How on earth was Loki the mother and father of most of the nasty monsters wandering around Asgard?
When I was a younger kid, my mind did not distinguish very much between actual history and mythology. They both seemed impossibly far away to me, and while intensely interesting, there wasn’t a lot of connection to my everyday living world.
Writers will, of course, write what they know. Most of my early stories owe quite a lot to various Goosebumps books, or Stephen King, or Animorphs, or Jack London or Ernest Hemingway. Today, I unabashedly lean heavily on the bones of myths to give skeleton to the body of my books, much like many a storyteller has done millennia and millennia before me. Can you guess which myth is behind Black Brothers’ Tales? I bet you can’t.
This leads me to an inner debate I had about historical fiction versus historical fantasy. In Black Brothers Tales I lean very heavily on bits and pieces from history. Varedo is what I imagined my version of the Ummayad Caliphate may have been in a world where the Ummayads never left Spain, and the Prophet’s daughter inherited the Caliphate instead of his nephew. However, there my story’s similarity to history stops; most of it’s imagined, with pieces here and there inspired by history, my own experiences, and just straight up imagination. The language is a mixture of all the languages I imagined may have ended up in this imaginary caliphate if the Ummayads had never left, plus some Turkish because I like Turkish. Is this silly? Perhaps, but I don’t care. I am writing stories because I enjoy writing them. I will probably always write historical fantasy instead of historical fiction, because your margins of error with imagined people and places are so much wider. The real knowledge gap between me and the person I am writing about matters a lot less if the subject of my writing is a figment of my own mind.
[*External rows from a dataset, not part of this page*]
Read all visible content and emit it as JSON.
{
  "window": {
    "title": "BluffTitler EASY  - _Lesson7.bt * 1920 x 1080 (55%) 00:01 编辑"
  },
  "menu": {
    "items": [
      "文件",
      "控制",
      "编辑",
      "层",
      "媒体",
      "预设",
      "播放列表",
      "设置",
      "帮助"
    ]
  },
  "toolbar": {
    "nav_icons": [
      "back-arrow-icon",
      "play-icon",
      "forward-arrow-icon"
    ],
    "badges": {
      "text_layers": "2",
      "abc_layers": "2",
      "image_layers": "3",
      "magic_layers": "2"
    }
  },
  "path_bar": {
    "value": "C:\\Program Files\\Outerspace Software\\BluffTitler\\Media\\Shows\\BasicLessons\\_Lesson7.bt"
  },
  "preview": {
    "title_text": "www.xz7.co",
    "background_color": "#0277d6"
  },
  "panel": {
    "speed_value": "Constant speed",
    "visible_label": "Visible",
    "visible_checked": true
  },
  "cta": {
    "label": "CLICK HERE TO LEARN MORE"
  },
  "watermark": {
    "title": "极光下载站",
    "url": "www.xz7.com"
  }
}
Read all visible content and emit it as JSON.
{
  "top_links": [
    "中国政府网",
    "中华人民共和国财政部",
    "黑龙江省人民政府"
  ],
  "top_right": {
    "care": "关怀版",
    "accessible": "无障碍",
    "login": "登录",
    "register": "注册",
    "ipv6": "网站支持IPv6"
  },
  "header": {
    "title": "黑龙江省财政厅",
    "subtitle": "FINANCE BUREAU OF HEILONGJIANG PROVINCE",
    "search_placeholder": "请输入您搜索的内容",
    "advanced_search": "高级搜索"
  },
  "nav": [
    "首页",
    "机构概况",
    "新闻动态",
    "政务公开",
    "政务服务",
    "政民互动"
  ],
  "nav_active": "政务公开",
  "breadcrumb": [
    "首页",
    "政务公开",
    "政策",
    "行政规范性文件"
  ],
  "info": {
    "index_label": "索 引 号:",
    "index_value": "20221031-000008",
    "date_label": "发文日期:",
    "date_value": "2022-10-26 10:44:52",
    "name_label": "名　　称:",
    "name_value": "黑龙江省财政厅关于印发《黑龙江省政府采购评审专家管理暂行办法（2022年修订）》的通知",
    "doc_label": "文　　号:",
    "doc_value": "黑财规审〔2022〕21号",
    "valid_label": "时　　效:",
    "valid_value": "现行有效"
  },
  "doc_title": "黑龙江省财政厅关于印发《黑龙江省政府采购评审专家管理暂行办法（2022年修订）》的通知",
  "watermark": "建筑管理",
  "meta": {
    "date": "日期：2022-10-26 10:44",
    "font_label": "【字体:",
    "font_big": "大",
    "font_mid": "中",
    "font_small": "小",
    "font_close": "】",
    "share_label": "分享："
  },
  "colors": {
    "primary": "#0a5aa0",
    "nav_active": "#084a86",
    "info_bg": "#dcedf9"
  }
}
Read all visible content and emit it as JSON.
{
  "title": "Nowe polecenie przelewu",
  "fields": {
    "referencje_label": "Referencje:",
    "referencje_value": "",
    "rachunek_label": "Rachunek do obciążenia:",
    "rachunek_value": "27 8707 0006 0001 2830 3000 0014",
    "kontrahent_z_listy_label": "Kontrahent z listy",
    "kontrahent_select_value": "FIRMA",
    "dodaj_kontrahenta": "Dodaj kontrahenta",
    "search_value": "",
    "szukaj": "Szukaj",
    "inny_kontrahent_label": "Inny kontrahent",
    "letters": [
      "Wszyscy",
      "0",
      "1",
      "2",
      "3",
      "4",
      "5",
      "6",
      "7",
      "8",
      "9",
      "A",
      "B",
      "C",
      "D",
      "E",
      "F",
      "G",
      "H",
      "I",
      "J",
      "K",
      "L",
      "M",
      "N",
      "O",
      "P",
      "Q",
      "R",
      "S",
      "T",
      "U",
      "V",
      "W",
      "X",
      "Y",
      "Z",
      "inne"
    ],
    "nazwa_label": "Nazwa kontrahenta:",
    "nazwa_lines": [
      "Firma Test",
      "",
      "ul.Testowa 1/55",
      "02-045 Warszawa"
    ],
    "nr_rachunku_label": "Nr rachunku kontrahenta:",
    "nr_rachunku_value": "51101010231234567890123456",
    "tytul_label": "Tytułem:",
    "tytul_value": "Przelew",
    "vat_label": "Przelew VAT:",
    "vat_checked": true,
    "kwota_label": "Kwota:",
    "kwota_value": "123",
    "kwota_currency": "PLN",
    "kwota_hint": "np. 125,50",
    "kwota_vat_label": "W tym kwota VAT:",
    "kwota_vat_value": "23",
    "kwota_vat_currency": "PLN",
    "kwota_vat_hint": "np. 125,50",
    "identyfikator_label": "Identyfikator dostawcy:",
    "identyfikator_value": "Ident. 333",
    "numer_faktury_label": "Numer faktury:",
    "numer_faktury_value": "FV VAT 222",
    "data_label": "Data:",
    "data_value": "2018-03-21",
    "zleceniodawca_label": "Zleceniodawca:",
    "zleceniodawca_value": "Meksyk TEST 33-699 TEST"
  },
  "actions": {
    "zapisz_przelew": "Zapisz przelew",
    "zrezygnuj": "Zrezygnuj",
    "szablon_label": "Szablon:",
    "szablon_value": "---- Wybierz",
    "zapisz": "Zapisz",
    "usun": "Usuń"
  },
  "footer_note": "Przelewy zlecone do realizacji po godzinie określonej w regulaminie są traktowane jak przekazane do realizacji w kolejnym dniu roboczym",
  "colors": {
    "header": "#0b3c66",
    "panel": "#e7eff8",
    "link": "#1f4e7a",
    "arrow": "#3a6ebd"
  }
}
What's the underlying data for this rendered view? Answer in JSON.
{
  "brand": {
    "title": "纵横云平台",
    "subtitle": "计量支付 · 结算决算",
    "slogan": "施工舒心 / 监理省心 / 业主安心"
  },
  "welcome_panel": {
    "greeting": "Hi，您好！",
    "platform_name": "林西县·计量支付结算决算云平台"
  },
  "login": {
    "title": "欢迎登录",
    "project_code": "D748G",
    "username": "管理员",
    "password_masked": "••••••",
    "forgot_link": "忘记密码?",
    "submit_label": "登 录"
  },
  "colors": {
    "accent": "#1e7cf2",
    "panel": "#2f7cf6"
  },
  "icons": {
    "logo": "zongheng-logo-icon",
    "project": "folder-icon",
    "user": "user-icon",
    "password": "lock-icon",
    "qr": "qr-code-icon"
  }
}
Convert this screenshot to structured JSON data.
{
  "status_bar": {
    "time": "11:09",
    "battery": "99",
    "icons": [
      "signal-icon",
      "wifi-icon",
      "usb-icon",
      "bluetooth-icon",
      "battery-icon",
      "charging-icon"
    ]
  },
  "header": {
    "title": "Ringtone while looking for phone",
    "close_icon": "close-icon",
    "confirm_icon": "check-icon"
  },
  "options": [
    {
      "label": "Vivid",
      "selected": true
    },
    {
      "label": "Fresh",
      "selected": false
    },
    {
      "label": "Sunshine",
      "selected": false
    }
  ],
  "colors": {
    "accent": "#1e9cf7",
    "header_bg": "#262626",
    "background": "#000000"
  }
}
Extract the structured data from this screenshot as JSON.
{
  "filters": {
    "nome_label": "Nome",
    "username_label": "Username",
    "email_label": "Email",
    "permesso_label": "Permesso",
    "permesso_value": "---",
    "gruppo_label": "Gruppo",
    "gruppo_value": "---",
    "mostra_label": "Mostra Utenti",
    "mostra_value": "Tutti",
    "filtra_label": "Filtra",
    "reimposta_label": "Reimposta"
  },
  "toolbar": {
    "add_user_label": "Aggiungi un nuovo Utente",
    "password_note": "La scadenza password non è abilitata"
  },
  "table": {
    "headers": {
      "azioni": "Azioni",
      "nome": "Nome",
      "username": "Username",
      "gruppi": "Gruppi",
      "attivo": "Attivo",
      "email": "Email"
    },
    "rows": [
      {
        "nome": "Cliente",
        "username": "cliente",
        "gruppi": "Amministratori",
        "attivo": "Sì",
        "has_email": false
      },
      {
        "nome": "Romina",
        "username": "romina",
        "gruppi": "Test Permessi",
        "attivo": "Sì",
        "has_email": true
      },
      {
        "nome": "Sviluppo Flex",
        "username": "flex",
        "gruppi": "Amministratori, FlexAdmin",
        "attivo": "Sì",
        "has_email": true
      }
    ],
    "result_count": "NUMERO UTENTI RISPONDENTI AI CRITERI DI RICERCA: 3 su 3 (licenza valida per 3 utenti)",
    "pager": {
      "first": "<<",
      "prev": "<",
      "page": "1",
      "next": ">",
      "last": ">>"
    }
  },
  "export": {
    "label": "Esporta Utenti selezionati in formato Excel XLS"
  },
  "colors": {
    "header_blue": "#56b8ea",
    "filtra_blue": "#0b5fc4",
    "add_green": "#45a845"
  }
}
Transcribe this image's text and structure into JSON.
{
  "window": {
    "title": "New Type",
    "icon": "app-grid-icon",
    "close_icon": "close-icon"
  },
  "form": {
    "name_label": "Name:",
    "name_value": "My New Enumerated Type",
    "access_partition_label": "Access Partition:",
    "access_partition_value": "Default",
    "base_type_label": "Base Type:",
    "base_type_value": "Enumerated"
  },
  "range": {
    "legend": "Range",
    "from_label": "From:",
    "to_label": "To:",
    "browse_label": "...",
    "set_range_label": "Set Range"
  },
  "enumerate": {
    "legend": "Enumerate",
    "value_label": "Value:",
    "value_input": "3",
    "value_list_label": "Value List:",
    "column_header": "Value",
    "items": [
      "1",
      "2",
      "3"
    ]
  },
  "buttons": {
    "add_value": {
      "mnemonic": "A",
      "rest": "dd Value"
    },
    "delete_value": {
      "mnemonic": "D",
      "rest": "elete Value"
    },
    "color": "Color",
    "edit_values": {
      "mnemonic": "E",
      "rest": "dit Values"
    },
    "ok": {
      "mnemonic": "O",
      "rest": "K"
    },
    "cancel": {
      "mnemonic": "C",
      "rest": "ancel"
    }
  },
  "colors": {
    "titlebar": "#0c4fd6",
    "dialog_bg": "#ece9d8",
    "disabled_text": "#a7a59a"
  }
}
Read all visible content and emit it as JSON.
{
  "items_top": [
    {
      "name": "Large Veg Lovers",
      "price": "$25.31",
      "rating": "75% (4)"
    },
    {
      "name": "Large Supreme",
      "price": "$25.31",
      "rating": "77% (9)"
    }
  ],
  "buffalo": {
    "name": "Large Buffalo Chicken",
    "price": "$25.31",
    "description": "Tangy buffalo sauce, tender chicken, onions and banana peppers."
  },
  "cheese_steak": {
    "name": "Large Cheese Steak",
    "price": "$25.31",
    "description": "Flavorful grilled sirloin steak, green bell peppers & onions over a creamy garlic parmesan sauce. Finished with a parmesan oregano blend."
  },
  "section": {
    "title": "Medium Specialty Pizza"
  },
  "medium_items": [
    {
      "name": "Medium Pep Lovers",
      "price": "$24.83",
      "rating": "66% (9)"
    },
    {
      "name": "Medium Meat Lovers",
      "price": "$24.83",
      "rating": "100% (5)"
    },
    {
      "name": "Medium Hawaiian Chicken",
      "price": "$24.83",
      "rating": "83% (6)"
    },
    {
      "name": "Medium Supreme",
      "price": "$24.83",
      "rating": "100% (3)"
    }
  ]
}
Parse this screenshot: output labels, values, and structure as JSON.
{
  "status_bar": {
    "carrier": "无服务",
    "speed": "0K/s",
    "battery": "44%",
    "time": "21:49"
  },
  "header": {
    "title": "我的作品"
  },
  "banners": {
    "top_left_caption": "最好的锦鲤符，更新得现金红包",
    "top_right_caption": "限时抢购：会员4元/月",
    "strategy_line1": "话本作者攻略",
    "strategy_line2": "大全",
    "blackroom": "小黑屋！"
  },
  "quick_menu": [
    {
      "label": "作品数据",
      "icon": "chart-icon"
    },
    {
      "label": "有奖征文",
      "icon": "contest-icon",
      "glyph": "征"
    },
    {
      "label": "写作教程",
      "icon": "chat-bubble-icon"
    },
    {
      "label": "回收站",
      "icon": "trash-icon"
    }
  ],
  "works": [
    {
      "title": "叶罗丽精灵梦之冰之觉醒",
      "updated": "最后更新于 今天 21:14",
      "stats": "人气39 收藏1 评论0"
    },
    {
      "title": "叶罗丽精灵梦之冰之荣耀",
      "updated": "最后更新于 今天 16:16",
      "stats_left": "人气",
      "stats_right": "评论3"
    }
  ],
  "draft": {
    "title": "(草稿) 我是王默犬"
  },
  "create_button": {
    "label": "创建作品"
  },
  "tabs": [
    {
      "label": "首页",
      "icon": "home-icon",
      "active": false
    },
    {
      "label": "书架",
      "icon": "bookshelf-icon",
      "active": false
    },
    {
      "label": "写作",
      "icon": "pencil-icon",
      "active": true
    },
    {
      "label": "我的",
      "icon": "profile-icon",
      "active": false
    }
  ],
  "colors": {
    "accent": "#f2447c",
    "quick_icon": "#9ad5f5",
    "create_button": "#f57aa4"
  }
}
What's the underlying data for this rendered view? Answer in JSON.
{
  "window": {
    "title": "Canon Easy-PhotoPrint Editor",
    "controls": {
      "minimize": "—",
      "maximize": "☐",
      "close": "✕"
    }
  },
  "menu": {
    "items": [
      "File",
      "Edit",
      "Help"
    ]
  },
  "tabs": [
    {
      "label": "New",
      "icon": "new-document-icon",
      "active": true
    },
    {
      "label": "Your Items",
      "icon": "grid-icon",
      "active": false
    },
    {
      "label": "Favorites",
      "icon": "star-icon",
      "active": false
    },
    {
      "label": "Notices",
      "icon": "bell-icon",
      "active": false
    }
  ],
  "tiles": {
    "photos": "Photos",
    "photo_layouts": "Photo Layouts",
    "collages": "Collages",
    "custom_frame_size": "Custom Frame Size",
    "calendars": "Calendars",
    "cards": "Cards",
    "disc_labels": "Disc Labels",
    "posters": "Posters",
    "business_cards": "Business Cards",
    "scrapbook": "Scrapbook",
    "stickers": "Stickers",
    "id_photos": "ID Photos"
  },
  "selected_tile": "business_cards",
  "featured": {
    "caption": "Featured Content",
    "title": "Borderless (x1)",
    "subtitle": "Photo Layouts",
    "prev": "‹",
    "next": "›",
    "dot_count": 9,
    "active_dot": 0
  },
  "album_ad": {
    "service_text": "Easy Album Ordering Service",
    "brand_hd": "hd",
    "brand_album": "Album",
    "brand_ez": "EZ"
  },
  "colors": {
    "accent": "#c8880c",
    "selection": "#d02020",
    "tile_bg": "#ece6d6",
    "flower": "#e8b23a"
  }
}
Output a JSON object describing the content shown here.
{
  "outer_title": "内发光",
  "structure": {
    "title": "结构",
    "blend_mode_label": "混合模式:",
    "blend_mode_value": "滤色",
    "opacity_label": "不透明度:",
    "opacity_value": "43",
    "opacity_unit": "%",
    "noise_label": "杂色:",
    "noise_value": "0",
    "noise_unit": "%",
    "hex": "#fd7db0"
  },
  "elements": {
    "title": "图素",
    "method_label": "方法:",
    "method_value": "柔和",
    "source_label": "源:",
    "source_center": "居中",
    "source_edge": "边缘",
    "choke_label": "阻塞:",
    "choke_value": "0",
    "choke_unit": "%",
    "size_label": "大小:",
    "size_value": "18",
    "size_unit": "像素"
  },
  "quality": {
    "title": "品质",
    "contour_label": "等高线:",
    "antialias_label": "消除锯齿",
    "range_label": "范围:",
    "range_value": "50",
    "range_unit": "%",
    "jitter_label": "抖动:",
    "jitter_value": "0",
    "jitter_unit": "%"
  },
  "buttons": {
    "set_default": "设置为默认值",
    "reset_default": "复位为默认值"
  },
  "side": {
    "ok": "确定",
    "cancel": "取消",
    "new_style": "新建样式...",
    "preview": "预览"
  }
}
The Skyforger will be on sale for just $0.99 from 9/25 – 10/2. Link: https://books2read.com/b/mYpeQd
The release party and live reading of The Golden Lion will take place on 11/5. Details here: https://www.facebook.com/events/238765517370548/